---------- Provided records

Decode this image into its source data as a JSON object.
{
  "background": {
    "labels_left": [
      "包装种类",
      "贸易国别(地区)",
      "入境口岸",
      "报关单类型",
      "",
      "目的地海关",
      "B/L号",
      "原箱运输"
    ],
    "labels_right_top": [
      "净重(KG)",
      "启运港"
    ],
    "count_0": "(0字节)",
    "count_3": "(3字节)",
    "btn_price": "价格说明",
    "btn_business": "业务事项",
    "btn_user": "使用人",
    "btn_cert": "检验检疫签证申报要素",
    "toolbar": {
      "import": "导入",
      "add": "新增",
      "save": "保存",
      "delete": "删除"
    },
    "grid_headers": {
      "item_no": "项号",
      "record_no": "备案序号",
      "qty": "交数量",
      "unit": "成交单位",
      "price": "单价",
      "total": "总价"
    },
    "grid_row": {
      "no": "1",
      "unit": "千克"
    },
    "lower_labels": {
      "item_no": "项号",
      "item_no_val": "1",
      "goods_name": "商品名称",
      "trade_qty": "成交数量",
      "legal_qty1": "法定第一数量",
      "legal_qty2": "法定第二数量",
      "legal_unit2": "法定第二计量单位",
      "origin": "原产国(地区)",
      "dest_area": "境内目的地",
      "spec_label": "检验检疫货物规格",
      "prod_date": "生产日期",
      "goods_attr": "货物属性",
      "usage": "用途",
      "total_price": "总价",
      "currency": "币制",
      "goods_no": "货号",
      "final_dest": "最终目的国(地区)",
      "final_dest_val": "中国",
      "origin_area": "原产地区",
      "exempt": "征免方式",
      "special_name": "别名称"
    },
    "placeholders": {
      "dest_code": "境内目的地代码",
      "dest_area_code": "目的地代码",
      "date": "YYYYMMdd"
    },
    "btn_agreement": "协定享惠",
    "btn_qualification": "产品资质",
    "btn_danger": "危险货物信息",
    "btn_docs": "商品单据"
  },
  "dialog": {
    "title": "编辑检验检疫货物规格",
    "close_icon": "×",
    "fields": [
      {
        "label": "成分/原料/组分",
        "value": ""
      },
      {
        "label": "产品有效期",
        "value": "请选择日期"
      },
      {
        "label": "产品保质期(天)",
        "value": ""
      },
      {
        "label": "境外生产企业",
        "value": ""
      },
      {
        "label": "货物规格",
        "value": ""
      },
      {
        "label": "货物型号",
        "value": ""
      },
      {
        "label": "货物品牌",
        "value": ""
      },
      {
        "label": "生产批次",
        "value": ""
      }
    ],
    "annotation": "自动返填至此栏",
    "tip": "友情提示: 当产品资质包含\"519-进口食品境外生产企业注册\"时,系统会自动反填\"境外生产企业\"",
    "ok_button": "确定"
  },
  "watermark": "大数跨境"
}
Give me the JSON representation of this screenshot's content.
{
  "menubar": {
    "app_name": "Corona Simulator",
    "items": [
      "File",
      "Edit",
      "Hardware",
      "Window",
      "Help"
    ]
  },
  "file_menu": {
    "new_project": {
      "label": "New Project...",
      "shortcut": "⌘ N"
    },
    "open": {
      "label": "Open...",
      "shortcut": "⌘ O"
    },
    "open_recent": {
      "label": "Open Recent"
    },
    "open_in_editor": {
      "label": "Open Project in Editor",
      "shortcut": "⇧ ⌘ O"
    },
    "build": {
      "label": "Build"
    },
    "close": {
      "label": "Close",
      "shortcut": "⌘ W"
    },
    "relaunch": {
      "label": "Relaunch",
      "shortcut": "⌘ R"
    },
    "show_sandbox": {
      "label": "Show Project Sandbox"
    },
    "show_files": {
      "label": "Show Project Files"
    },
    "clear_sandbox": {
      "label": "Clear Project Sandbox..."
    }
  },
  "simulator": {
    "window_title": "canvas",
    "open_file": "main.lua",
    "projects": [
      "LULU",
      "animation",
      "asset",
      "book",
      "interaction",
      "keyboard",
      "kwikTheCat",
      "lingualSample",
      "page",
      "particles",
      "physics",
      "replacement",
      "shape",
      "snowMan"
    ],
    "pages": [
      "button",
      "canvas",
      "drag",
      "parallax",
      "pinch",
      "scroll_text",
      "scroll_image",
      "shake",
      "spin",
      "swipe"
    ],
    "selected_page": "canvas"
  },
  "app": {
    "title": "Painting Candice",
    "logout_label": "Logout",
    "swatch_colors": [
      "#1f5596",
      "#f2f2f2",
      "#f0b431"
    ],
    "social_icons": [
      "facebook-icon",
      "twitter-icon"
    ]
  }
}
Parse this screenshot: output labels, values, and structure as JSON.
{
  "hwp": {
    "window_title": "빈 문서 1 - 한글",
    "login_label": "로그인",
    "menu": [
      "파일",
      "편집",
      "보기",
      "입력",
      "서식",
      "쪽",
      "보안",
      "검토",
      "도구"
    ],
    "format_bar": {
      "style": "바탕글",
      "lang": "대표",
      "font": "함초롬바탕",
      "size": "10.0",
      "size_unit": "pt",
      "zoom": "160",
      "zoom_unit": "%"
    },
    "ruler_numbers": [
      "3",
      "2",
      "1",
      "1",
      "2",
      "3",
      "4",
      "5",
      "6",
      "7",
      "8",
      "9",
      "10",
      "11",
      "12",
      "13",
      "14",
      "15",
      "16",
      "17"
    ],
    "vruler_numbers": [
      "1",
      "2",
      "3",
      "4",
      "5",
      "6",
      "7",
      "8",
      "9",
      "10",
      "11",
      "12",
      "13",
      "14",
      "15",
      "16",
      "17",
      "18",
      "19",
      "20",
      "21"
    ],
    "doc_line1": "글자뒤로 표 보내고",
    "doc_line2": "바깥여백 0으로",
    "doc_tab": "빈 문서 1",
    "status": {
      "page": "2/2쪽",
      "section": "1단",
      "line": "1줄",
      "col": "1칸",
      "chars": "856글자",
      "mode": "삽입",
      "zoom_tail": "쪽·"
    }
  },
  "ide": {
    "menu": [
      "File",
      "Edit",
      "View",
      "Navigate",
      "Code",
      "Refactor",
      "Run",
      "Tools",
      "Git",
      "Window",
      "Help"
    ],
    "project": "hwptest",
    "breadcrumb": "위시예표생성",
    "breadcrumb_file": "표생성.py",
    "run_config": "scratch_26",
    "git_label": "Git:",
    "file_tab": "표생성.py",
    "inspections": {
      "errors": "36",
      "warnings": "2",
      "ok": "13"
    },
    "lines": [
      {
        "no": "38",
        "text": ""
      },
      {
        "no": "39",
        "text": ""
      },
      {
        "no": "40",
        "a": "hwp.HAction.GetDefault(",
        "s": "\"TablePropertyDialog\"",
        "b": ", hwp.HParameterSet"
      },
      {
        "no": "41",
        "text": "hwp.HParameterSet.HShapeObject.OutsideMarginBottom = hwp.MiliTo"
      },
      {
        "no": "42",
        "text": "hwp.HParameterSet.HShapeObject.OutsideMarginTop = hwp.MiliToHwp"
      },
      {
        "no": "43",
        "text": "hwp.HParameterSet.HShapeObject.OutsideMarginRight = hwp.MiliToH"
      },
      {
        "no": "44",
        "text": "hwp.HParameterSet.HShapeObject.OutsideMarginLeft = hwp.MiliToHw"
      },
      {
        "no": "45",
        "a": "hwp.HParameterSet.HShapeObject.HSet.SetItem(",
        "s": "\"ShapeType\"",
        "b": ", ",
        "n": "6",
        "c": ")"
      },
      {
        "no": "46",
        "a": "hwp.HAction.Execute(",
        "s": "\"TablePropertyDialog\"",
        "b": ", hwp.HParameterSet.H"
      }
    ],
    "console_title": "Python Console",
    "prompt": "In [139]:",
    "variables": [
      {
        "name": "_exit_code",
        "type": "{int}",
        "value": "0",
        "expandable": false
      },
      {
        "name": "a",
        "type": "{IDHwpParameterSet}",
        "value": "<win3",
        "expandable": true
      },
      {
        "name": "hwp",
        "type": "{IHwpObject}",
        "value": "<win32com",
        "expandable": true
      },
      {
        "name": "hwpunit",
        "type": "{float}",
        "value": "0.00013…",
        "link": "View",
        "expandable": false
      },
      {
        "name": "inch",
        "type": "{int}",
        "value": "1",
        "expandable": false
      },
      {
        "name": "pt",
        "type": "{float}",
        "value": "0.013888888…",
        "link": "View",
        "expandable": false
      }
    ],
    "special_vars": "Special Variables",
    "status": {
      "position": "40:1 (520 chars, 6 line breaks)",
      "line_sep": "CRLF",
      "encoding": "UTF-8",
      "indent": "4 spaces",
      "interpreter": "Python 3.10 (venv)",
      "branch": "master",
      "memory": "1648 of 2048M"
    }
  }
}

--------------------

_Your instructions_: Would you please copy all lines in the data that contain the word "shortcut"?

_Answer for this exercise_:
      "shortcut": "⌘ N"
      "shortcut": "⌘ O"
      "shortcut": "⇧ ⌘ O"
      "shortcut": "⌘ W"
      "shortcut": "⌘ R"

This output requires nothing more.